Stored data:
___

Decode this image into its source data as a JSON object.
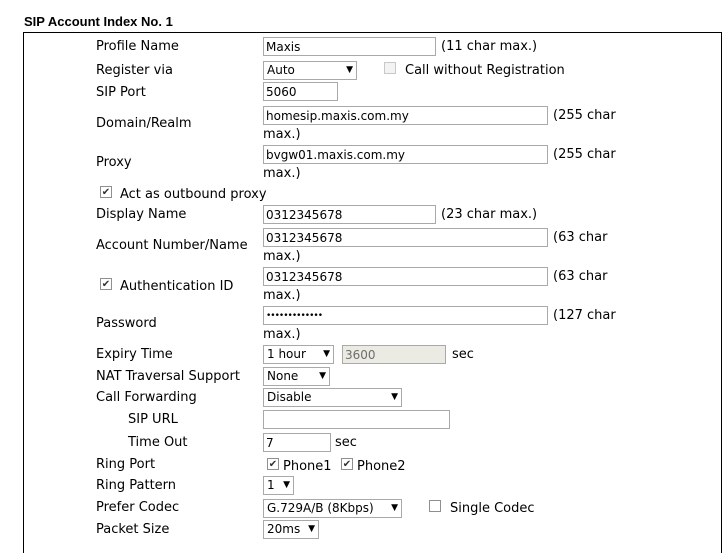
{
  "page_title": "SIP Account Index No. 1",
  "profile_name": {
    "label": "Profile Name",
    "value": "Maxis",
    "hint": "(11 char max.)"
  },
  "register_via": {
    "label": "Register via",
    "value": "Auto",
    "call_without_registration": "Call without Registration",
    "call_without_registration_checked": false
  },
  "sip_port": {
    "label": "SIP Port",
    "value": "5060"
  },
  "domain_realm": {
    "label": "Domain/Realm",
    "value": "homesip.maxis.com.my",
    "hint_line1": "(255 char",
    "hint_line2": "max.)"
  },
  "proxy": {
    "label": "Proxy",
    "value": "bvgw01.maxis.com.my",
    "hint_line1": "(255 char",
    "hint_line2": "max.)"
  },
  "outbound_proxy": {
    "label": "Act as outbound proxy",
    "checked": true
  },
  "display_name": {
    "label": "Display Name",
    "value": "0312345678",
    "hint": "(23 char max.)"
  },
  "account_number": {
    "label": "Account Number/Name",
    "value": "0312345678",
    "hint_line1": "(63 char",
    "hint_line2": "max.)"
  },
  "authentication_id": {
    "label": "Authentication ID",
    "checked": true,
    "value": "0312345678",
    "hint_line1": "(63 char",
    "hint_line2": "max.)"
  },
  "password": {
    "label": "Password",
    "value": "•••••••••••••",
    "hint_line1": "(127 char",
    "hint_line2": "max.)"
  },
  "expiry_time": {
    "label": "Expiry Time",
    "select": "1 hour",
    "value": "3600",
    "unit": "sec"
  },
  "nat_traversal": {
    "label": "NAT Traversal Support",
    "select": "None"
  },
  "call_forwarding": {
    "label": "Call Forwarding",
    "select": "Disable"
  },
  "sip_url": {
    "label": "SIP URL",
    "value": ""
  },
  "time_out": {
    "label": "Time Out",
    "value": "7",
    "unit": "sec"
  },
  "ring_port": {
    "label": "Ring Port",
    "phone1": "Phone1",
    "phone1_checked": true,
    "phone2": "Phone2",
    "phone2_checked": true
  },
  "ring_pattern": {
    "label": "Ring Pattern",
    "select": "1"
  },
  "prefer_codec": {
    "label": "Prefer Codec",
    "select": "G.729A/B (8Kbps)",
    "single_codec": "Single Codec",
    "single_codec_checked": false
  },
  "packet_size": {
    "label": "Packet Size",
    "select": "20ms"
  }
}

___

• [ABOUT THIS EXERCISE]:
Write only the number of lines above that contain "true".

• [RESPONSE AREA]:
4